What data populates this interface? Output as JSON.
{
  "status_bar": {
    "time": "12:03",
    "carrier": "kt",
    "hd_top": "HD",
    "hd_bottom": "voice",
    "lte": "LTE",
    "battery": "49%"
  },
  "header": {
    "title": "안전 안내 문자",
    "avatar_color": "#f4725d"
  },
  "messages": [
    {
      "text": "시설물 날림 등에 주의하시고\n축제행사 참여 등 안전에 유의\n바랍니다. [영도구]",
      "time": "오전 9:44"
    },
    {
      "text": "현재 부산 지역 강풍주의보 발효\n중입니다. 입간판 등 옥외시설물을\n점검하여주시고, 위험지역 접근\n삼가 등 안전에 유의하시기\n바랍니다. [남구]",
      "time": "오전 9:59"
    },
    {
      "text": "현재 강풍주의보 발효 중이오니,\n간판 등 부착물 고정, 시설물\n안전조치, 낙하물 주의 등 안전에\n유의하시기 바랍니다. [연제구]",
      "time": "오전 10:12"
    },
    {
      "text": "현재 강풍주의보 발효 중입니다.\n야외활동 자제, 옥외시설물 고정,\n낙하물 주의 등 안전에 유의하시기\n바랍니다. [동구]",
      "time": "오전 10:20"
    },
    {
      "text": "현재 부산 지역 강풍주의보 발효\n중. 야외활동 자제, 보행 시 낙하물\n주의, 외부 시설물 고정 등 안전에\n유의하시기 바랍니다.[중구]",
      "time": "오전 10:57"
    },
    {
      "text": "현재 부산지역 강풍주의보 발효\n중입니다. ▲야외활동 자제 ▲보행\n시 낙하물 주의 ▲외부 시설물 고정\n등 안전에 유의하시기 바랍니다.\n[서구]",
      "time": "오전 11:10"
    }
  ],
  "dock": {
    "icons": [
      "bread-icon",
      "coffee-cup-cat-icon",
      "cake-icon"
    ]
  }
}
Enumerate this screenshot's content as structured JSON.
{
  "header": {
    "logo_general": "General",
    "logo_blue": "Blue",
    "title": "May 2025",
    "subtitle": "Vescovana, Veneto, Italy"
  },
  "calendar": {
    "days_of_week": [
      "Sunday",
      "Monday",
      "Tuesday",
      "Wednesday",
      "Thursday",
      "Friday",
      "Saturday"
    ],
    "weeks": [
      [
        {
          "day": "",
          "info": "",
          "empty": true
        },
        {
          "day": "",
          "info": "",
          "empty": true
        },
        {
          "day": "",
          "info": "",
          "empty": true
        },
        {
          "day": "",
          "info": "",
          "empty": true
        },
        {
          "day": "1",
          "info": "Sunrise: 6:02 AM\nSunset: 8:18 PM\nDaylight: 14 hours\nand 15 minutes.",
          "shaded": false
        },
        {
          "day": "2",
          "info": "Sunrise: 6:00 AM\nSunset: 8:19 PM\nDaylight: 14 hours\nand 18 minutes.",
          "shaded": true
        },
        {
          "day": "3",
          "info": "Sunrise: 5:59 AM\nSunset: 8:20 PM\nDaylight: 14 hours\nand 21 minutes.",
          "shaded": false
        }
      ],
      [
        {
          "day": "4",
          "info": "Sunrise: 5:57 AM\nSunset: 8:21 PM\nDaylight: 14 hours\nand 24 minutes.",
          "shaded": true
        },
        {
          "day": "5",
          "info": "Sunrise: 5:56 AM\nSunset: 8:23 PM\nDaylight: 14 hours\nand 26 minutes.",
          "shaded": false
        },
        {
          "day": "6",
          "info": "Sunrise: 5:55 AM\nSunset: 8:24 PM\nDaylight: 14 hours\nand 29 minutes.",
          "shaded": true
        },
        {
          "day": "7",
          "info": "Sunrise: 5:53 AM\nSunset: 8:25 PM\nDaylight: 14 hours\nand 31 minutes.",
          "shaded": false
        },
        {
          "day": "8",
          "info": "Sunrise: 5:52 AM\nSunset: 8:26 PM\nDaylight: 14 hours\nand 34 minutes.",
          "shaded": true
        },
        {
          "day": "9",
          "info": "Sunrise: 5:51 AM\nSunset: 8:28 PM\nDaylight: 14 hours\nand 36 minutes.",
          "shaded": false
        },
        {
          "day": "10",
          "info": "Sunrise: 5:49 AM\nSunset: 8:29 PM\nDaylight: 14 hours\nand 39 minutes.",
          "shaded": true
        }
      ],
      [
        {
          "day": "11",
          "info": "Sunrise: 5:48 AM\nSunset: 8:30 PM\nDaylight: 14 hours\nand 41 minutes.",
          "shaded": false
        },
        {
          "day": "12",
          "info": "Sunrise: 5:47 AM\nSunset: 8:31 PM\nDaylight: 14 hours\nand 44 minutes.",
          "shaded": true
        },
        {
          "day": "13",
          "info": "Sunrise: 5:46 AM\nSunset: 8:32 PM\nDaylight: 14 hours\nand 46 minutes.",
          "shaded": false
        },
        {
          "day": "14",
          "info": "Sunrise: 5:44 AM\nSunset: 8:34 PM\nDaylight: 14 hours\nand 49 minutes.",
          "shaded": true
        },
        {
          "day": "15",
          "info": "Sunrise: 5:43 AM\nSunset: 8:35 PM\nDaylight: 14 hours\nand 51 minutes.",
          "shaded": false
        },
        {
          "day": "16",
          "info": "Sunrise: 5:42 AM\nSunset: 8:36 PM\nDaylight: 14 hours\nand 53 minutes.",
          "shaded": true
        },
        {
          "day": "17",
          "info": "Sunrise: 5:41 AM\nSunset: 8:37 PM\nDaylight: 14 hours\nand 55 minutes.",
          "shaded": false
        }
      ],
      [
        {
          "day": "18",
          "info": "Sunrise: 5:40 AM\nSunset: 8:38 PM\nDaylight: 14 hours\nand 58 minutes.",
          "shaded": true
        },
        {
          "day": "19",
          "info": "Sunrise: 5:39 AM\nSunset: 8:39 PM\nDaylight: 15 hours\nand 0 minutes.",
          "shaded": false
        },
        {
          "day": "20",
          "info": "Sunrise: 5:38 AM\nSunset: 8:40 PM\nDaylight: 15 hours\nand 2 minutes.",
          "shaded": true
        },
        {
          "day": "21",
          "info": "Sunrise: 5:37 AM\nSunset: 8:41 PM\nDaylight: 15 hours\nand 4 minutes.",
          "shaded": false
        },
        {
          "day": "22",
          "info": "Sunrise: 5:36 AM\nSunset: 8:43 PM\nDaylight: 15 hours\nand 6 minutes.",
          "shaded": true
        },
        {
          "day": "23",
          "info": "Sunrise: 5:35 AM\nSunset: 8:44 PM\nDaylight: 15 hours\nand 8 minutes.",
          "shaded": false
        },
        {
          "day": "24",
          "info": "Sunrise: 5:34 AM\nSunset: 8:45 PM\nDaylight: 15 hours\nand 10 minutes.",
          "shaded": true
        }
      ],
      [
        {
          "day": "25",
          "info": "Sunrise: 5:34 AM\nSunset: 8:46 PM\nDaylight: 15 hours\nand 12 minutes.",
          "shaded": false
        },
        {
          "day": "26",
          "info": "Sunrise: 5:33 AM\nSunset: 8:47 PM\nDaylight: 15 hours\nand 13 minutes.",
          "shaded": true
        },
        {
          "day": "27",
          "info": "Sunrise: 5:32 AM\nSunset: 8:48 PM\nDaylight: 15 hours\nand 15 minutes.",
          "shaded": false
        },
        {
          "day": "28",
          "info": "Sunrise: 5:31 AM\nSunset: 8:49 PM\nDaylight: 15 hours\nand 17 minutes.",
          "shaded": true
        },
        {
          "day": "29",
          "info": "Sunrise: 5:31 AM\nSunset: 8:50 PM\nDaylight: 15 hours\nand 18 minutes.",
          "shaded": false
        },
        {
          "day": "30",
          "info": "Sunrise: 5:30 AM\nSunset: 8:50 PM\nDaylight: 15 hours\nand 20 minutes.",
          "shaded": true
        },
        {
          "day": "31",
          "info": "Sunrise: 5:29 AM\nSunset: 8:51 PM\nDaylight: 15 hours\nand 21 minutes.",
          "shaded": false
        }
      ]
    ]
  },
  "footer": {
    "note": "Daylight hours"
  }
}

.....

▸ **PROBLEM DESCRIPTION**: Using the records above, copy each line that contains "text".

▸ **ANSWER TO THIS EXERCISE**:
      "text": "시설물 날림 등에 주의하시고\n축제행사 참여 등 안전에 유의\n바랍니다. [영도구]",
      "text": "현재 부산 지역 강풍주의보 발효\n중입니다. 입간판 등 옥외시설물을\n점검하여주시고, 위험지역 접근\n삼가 등 안전에 유의하시기\n바랍니다. [남구]",
      "text": "현재 강풍주의보 발효 중이오니,\n간판 등 부착물 고정, 시설물\n안전조치, 낙하물 주의 등 안전에\n유의하시기 바랍니다. [연제구]",
      "text": "현재 강풍주의보 발효 중입니다.\n야외활동 자제, 옥외시설물 고정,\n낙하물 주의 등 안전에 유의하시기\n바랍니다. [동구]",
      "text": "현재 부산 지역 강풍주의보 발효\n중. 야외활동 자제, 보행 시 낙하물\n주의, 외부 시설물 고정 등 안전에\n유의하시기 바랍니다.[중구]",
      "text": "현재 부산지역 강풍주의보 발효\n중입니다. ▲야외활동 자제 ▲보행\n시 낙하물 주의 ▲외부 시설물 고정\n등 안전에 유의하시기 바랍니다.\n[서구]",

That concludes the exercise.